It has been a while since I’ve blogged about any new pieces here… I was focusing on my traditional watercolours for the winter, although I did have a piece or two I hadn’t introduced.
For instance, there is this one which I called ‘Swiftly Tilting’. I had just read the whole Madeleine L’Engle series for the first time, so this image conjured up that title – you can imagine why! This is another one of my hand-painted pieces of fractal art – a watercolour on Aquabord. (Image here is watermarked). It is in a handmade black shadow-box frame (not shown).
Swiftly Tilting. Watercolour on Aquabord. 6×6″. Lianne Todd. $175.00
I’ve created THREE new pieces that will be ready for visitors to see on the Oxford Studio Tour! It’s May 6 & 7 this year, and it is our 10th year for the tour! I am Stop #3 this time. I will be keeping the new pieces, (2 metal prints, 1 acrylic print) under wraps until the tour, because sometimes it is just better if people have the chance to see the art in person first.
Earlier this year, I was the one updating our website with all of this year’s locations, artist blurbs, sample art images, and maps. It’s going to be a great tour, and there are even more reasons to come to Oxford County what with part of Big Cheese Days happening the Saturday of that weekend too! Gunns Hill is right on the way down to Otterville from the 401 and their cheese is delicious!
It has been a very busy year of creating and exhibiting so far, and I hope that continues. I look forward to the tour, and to a more active year of blogging about my art too!
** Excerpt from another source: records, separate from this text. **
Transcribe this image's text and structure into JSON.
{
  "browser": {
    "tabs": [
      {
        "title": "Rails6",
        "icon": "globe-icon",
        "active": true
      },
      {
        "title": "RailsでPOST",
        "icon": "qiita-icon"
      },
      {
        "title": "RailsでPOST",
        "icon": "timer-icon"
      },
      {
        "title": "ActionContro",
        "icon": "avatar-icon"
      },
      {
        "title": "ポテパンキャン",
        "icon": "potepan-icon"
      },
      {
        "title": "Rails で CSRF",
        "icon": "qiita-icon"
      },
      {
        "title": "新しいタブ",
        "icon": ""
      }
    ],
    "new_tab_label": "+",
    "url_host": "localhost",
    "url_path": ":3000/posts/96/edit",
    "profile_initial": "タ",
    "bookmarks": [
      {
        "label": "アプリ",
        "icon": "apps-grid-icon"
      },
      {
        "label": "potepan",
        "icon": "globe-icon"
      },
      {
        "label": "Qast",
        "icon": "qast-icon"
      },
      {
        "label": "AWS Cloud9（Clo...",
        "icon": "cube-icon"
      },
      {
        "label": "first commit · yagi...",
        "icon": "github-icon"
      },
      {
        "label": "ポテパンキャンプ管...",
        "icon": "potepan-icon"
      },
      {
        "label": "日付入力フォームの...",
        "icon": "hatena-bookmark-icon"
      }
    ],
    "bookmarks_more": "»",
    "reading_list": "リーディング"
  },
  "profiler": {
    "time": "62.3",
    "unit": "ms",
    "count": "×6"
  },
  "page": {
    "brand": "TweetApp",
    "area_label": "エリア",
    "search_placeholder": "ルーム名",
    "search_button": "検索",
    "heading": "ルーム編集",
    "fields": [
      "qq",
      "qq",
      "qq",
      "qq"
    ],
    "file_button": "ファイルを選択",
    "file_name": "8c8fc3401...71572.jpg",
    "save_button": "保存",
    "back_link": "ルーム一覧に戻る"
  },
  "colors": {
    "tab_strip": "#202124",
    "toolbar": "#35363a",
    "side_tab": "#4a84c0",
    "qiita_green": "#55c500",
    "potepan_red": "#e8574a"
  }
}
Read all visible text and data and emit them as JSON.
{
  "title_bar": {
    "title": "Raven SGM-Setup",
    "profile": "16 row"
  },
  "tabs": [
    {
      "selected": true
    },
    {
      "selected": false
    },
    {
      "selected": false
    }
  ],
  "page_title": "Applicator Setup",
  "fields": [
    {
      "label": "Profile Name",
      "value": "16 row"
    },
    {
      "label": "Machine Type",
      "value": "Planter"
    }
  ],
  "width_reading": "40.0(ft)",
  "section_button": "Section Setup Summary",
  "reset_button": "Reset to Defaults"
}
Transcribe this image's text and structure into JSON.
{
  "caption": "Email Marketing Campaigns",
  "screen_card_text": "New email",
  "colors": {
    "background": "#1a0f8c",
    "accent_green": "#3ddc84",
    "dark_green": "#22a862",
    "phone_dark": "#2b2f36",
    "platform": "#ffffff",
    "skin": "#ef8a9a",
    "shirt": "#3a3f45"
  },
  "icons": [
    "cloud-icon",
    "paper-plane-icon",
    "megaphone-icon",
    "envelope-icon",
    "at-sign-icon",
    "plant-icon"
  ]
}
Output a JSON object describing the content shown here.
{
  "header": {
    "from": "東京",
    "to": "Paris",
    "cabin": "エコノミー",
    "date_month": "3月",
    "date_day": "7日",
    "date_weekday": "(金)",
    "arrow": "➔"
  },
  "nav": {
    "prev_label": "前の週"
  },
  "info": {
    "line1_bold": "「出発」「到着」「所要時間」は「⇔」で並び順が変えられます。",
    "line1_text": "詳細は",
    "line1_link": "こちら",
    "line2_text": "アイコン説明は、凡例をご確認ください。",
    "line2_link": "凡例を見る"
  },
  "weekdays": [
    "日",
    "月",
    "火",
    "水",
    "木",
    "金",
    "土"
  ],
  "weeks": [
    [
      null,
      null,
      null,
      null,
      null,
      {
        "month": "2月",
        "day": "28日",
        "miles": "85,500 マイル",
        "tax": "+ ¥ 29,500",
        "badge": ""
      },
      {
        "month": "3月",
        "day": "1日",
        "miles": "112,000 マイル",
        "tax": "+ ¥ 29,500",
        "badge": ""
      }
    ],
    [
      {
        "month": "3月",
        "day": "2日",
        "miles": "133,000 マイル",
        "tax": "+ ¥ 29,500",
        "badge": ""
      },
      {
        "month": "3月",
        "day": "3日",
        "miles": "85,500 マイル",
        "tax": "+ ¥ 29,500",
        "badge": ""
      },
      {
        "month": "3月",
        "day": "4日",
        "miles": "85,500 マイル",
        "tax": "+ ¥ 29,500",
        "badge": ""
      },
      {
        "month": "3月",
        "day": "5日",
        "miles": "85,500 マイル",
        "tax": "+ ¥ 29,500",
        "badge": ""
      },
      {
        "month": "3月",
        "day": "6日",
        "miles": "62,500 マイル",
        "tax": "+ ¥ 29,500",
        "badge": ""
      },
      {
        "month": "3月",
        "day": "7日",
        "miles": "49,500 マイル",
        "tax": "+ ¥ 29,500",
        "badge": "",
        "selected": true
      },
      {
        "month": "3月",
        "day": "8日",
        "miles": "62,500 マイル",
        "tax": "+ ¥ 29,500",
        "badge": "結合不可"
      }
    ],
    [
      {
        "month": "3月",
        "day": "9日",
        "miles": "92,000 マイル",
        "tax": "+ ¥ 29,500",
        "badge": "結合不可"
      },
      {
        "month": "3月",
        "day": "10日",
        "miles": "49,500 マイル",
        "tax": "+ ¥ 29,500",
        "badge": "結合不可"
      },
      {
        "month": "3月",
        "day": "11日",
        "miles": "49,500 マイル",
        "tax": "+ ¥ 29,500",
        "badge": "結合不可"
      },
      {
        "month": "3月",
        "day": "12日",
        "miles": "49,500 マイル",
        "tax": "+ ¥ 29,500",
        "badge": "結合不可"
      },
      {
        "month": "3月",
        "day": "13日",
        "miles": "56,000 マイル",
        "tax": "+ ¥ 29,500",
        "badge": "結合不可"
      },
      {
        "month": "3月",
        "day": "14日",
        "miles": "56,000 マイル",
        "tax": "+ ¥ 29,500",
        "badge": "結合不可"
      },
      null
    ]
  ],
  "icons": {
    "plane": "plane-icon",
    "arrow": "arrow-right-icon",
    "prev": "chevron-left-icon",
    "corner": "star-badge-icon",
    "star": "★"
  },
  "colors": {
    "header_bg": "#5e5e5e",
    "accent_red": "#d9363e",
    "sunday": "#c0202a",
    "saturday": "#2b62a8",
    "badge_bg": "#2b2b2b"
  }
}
Examples of fractals in biology are not difficult to find, and indeed if the universe is fractal, there should be a fractal component to all biological forms. In the post entitled The Photographs, in which I have captured some natural fractal forms, there are at least five forms which are biological. In the post entitled Butterflies and Moths, there were several digitally generated fractals which just happened to look biological. Anyone who has looked up the word fractal has probably been given the example of the fern, or the romanesco, or even the tree. In fact, people can create extremely realistic looking plants using software that takes advantage of fractal geometry. Our lungs, and our vascular systems are obviously fractal in nature. Ever looked at a sea slug? Beautiful little fractals.
When I create my fractal digital art, and sometimes watercolours, I don’t try to make things that are biological, but I recognize natural forms when I see them and they pop up on their own all the time. The fact that I’m not making them on purpose somehow speaks to my scientific side, and relates them to evolutionary theory. I talked about this a little bit in The rose and the creation process as well.
These two pieces are examples which are maybe not as obvious as the butterflies but do remind me of biology just the same.
Cell Division. Lianne Todd. Watercolour on Aquabord. 6×6″. $175.00
Triad. Lianne Todd. Watercolour on Paper. 20×20″. $650.00
If I am postulating that the universe is fractal in nature, it makes sense that structures formed by molecules behaving in their natural way should be recognizable as fractals. Such is the case with frost, turbulence, and bubbles. Just do a little Google search with each of those terms alongside fractal, and you’ll see what I mean. Mandelbrot made groundbreaking progress modelling turbulence, which had confounded mathematicians before him, using fractal geometry.
It also makes sense that in my random wanderings through the fractal universes I create, I encounter images that remind me of these phenomena. Such is the case with these two fractals which I chose to paint. I especially like the way the bubbles in Turbulence & Bubbles look like they are in the process of being blown, sometimes from multiple locations, and melding together when they meet, just like real bubbles would.
Hot Frost. Watercolour on Aquabord. 6×6″. $175.00 Lianne Todd
This is just one of my favourites. It’s only little, 6×6″, but like most fractals it took a long time to paint. So many tiny little fried eggs! It’s framed in a black lacquered shadow box frame so that it floats in the frame. The total size, frame and all, is roughly 12×12″.
Yet again, we see a natural shape. Well, natural, in that we are natural and we naturally like to fry eggs. Sometimes I find that it isn’t so much the repetition on smaller and smaller scales that makes me think of natural objects or phenomena when I look at fractals, but the shape that is being repeated.
As usual, it’s copyrighted and watermarked.
Fried Eggs Collection the Artist Lianne Todd Watercolour on Aquabord 6×6″